Don’t Ask Me
by Paul Rudnick, from The New Yorker
“I do not see how permitting open homosexuality in these communities enhances their prospects of success in battle. Indeed, I believe repealing “don’t ask, don’t tell” will weaken the warrior culture at a time when we have a fight on our hands.”
—General Merrill A. McPeak, former Air Force Chief of Staff, on the Op-Ed page of the Times.
My name is Marine Corporal Roger T., and I am one gay soldier who agrees wholeheartedly with General McPeak, although I think that he doesn’t go far enough. Because my staying closeted, in fact, makes me a better soldier, through what I term sublimation. For example: Right before heading out into a firefight with Iraqi insurgents, I always imagine myself at the beach with Merrill A. McPeak, both of us in helmets, camouflage-print Speedos, combat boots, and sunglasses. I picture myself rubbing sunblock all over the luscious, leathery hide of General McPeak, and the adrenaline rockets through my veins, and by the time I leave the Green Zone I’m ready to kill anything that moves, and then make savage, passionate love to its corpse. I’m at what I like to call my sensual, combat-ready McPeak.
As a gay man, I naturally spend much of my time debating casting issues involving the musical theatre, although, thankfully, I can’t share such thoughts with my unit. Instead, when I spot a potential suicide bomber, I think of him as someone who insists that Tyne Daly was the greatest Mama Rose of all time, even better than Merman. This makes me so enraged, and my aim grows so steady, that I can pick off the bomber with a single well-flung grenade, while shouting to myself, “Tyne was appealing, but she didn’t have a shred of Angela Lansbury’s esprit, or Patti LuPone’s thwarted fury! Anyone who ranks Tyne over Patti deserves to die! ” It’s called valor.

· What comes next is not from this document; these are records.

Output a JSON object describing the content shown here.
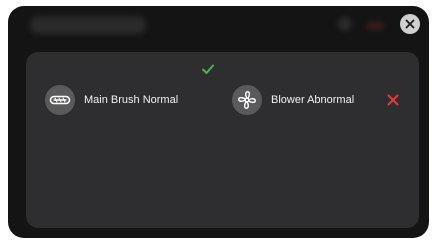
{
  "dialog": {
    "close_icon": "close-icon"
  },
  "components": [
    {
      "label": "Main Brush Normal",
      "icon": "main-brush-icon",
      "status": "normal",
      "status_icon": "check-icon",
      "status_color": "#4caf50"
    },
    {
      "label": "Blower Abnormal",
      "icon": "blower-fan-icon",
      "status": "abnormal",
      "status_icon": "cross-icon",
      "status_color": "#e53935"
    }
  ],
  "colors": {
    "dialog_background": "#141414",
    "panel_background": "#2e2e30",
    "icon_circle": "#5a5a5c",
    "text": "#f2f2f2"
  }
}
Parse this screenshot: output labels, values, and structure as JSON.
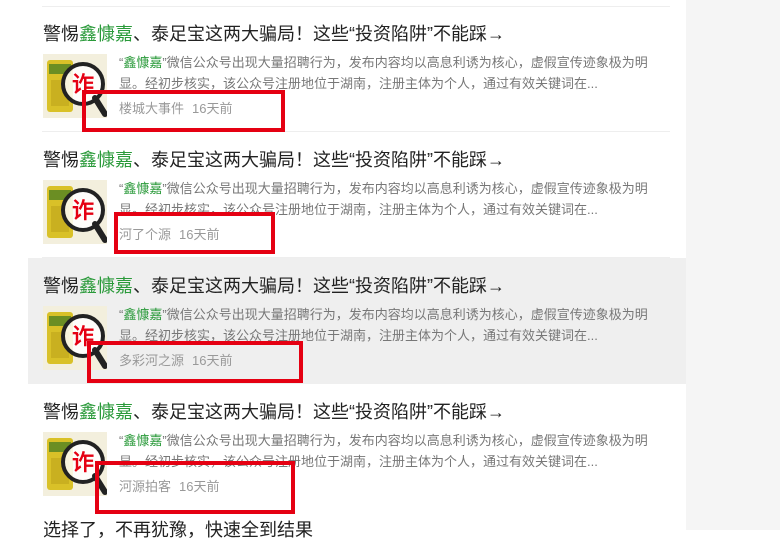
{
  "results": [
    {
      "title_pre": "警惕",
      "title_hl": "鑫慷嘉",
      "title_post": "、泰足宝这两大骗局！这些“投资陷阱”不能踩→",
      "snippet_quote_open": "“",
      "snippet_hl": "鑫慷嘉",
      "snippet_rest": "”微信公众号出现大量招聘行为，发布内容均以高息利诱为核心，虚假宣传迹象极为明显。经初步核实，该公众号注册地位于湖南，注册主体为个人，通过有效关键词在...",
      "source": "楼城大事件",
      "time": "16天前"
    },
    {
      "title_pre": "警惕",
      "title_hl": "鑫慷嘉",
      "title_post": "、泰足宝这两大骗局！这些“投资陷阱”不能踩→",
      "snippet_quote_open": "“",
      "snippet_hl": "鑫慷嘉",
      "snippet_rest": "”微信公众号出现大量招聘行为，发布内容均以高息利诱为核心，虚假宣传迹象极为明显。经初步核实，该公众号注册地位于湖南，注册主体为个人，通过有效关键词在...",
      "source": "河了个源",
      "time": "16天前"
    },
    {
      "title_pre": "警惕",
      "title_hl": "鑫慷嘉",
      "title_post": "、泰足宝这两大骗局！这些“投资陷阱”不能踩→",
      "snippet_quote_open": "“",
      "snippet_hl": "鑫慷嘉",
      "snippet_rest": "”微信公众号出现大量招聘行为，发布内容均以高息利诱为核心，虚假宣传迹象极为明显。经初步核实，该公众号注册地位于湖南，注册主体为个人，通过有效关键词在...",
      "source": "多彩河之源",
      "time": "16天前"
    },
    {
      "title_pre": "警惕",
      "title_hl": "鑫慷嘉",
      "title_post": "、泰足宝这两大骗局！这些“投资陷阱”不能踩→",
      "snippet_quote_open": "“",
      "snippet_hl": "鑫慷嘉",
      "snippet_rest": "”微信公众号出现大量招聘行为，发布内容均以高息利诱为核心，虚假宣传迹象极为明显。经初步核实，该公众号注册地位于湖南，注册主体为个人，通过有效关键词在...",
      "source": "河源拍客",
      "time": "16天前"
    }
  ],
  "thumbnail": {
    "icon": "magnifier-fraud-icon",
    "glyph": "诈"
  },
  "peek_title": "选择了，不再犹豫，快速全到结果",
  "colors": {
    "highlight": "#2a9a3a",
    "annotation_box": "#e50012",
    "hover_bg": "#efefef"
  }
}
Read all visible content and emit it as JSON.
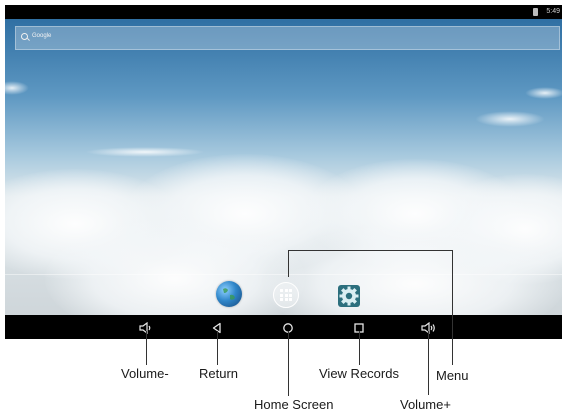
{
  "status_bar": {
    "time": "5:49"
  },
  "search": {
    "label": "Google"
  },
  "dock": {
    "apps": [
      {
        "name": "browser-icon"
      },
      {
        "name": "app-drawer-button"
      },
      {
        "name": "settings-icon"
      }
    ]
  },
  "nav_bar": {
    "buttons": [
      {
        "icon": "volume-down-icon"
      },
      {
        "icon": "back-icon"
      },
      {
        "icon": "home-icon"
      },
      {
        "icon": "recents-icon"
      },
      {
        "icon": "volume-up-icon"
      }
    ]
  },
  "callouts": {
    "volume_down": "Volume-",
    "return": "Return",
    "home_screen": "Home Screen",
    "view_records": "View Records",
    "volume_up": "Volume+",
    "menu": "Menu"
  },
  "colors": {
    "sky_top": "#2f6fa3",
    "nav_bar": "#000000",
    "label_text": "#1a1a1a"
  }
}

General McPeak speaks movingly of unit cohesion. He says, “We know, or ought to, that warriors are inspired by male bonding, by comradeship, by the knowledge that they survive only through relying on each other. To undermine cohesion is to endanger everyone.” To which I say, Sing it, sister. I love male bonding more than anything, and I live for unit cohesion. Just the sound of the words makes me tingle with manly aggression. Whenever I see my unit, or anyone’s unit, all I want to do is cohere. I embrace my unit, with both hands, and I draw it to me, again and again, in a vigorous manly embrace, often until the guy on the top bunk says, “Roger, calm down. That Vogue is from two months ago.”